(Website and app data records)
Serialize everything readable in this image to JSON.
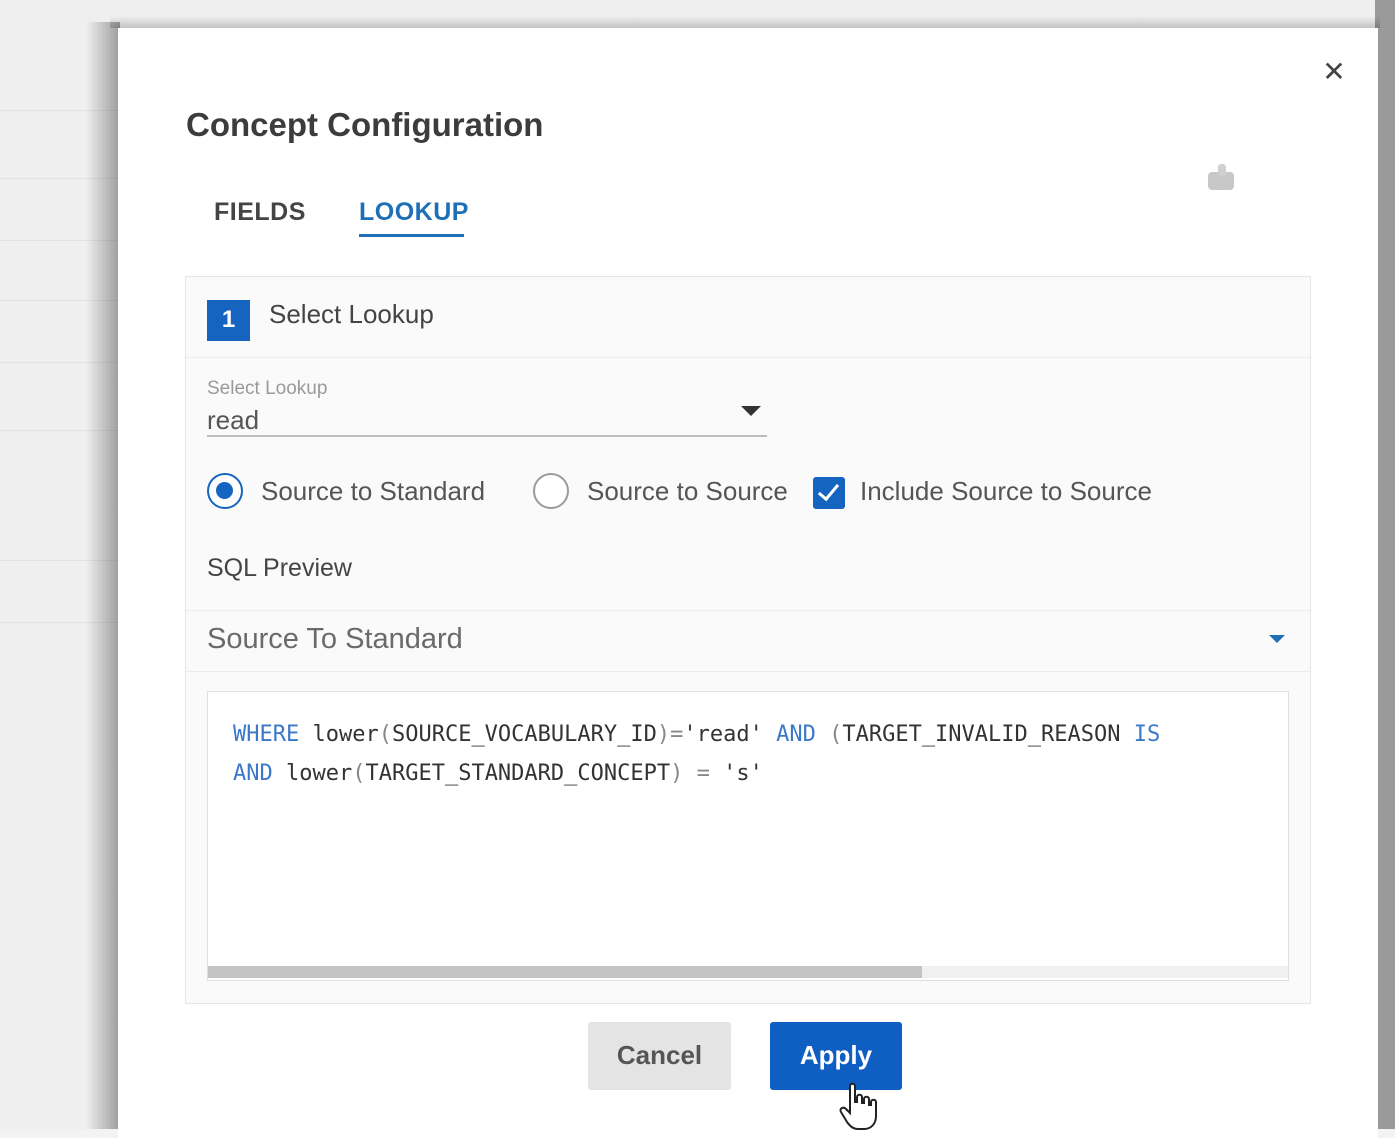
{
  "dialog": {
    "title": "Concept Configuration",
    "close_icon": "close-icon"
  },
  "tabs": [
    {
      "label": "FIELDS",
      "active": false
    },
    {
      "label": "LOOKUP",
      "active": true
    }
  ],
  "step": {
    "number": "1",
    "title": "Select Lookup"
  },
  "lookup_select": {
    "label": "Select Lookup",
    "value": "read"
  },
  "options": {
    "source_to_standard": {
      "label": "Source to Standard",
      "checked": true
    },
    "source_to_source": {
      "label": "Source to Source",
      "checked": false
    },
    "include_source_to_source": {
      "label": "Include Source to Source",
      "checked": true
    }
  },
  "sql_preview": {
    "heading": "SQL Preview",
    "selected": "Source To Standard",
    "line1": {
      "kw1": "WHERE",
      "t1": " lower",
      "p1": "(",
      "t2": "SOURCE_VOCABULARY_ID",
      "p2": ")=",
      "s1": "'read'",
      "kw2": " AND",
      "p3": " (",
      "t3": "TARGET_INVALID_REASON",
      "kw3": " IS"
    },
    "line2": {
      "kw1": "AND",
      "t1": " lower",
      "p1": "(",
      "t2": "TARGET_STANDARD_CONCEPT",
      "p2": ") = ",
      "s1": "'s'"
    }
  },
  "buttons": {
    "cancel": "Cancel",
    "apply": "Apply"
  },
  "colors": {
    "accent": "#1565c0",
    "apply_bg": "#0f5fc2",
    "tab_active": "#1f6fb7",
    "sql_keyword": "#3b78c9"
  }
}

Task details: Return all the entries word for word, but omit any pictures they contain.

Response to the task:
Serialize everything readable in this image to JSON.
{
  "dialog": {
    "title": "Concept Configuration",
    "close_icon": "close-icon"
  },
  "tabs": [
    {
      "label": "FIELDS",
      "active": false
    },
    {
      "label": "LOOKUP",
      "active": true
    }
  ],
  "step": {
    "number": "1",
    "title": "Select Lookup"
  },
  "lookup_select": {
    "label": "Select Lookup",
    "value": "read"
  },
  "options": {
    "source_to_standard": {
      "label": "Source to Standard",
      "checked": true
    },
    "source_to_source": {
      "label": "Source to Source",
      "checked": false
    },
    "include_source_to_source": {
      "label": "Include Source to Source",
      "checked": true
    }
  },
  "sql_preview": {
    "heading": "SQL Preview",
    "selected": "Source To Standard",
    "line1": {
      "kw1": "WHERE",
      "t1": " lower",
      "p1": "(",
      "t2": "SOURCE_VOCABULARY_ID",
      "p2": ")=",
      "s1": "'read'",
      "kw2": " AND",
      "p3": " (",
      "t3": "TARGET_INVALID_REASON",
      "kw3": " IS"
    },
    "line2": {
      "kw1": "AND",
      "t1": " lower",
      "p1": "(",
      "t2": "TARGET_STANDARD_CONCEPT",
      "p2": ") = ",
      "s1": "'s'"
    }
  },
  "buttons": {
    "cancel": "Cancel",
    "apply": "Apply"
  },
  "colors": {
    "accent": "#1565c0",
    "apply_bg": "#0f5fc2",
    "tab_active": "#1f6fb7",
    "sql_keyword": "#3b78c9"
  }
}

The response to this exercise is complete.